*Work order*
Check every line of the data for the word "农人之家记录吧", and copy those that have it.

*-*-*

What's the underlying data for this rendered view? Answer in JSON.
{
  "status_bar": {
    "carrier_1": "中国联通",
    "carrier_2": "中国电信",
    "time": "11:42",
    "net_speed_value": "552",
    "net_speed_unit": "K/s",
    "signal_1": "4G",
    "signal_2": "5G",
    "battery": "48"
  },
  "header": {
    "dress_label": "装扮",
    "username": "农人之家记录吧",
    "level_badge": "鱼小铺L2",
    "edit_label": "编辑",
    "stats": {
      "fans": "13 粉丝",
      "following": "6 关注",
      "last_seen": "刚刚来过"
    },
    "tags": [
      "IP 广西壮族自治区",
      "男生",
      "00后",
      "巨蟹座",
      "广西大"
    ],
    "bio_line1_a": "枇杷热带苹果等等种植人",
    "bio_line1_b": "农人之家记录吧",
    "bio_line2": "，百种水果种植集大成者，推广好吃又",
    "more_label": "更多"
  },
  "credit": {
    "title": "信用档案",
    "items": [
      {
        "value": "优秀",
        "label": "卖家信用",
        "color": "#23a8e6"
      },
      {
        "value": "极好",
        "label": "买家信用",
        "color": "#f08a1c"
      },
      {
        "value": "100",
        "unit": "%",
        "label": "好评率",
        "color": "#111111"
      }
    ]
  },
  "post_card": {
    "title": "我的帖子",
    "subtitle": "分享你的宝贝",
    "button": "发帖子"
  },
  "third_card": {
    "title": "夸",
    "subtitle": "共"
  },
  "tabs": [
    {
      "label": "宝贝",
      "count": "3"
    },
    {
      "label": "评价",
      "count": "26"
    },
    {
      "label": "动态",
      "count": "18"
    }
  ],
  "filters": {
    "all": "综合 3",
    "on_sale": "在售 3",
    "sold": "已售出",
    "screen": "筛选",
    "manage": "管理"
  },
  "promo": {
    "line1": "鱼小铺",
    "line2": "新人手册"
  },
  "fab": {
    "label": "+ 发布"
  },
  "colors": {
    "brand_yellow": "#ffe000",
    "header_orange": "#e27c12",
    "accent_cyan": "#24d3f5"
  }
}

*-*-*

*Written response*
    "username": "农人之家记录吧",
    "bio_line1_b": "农人之家记录吧",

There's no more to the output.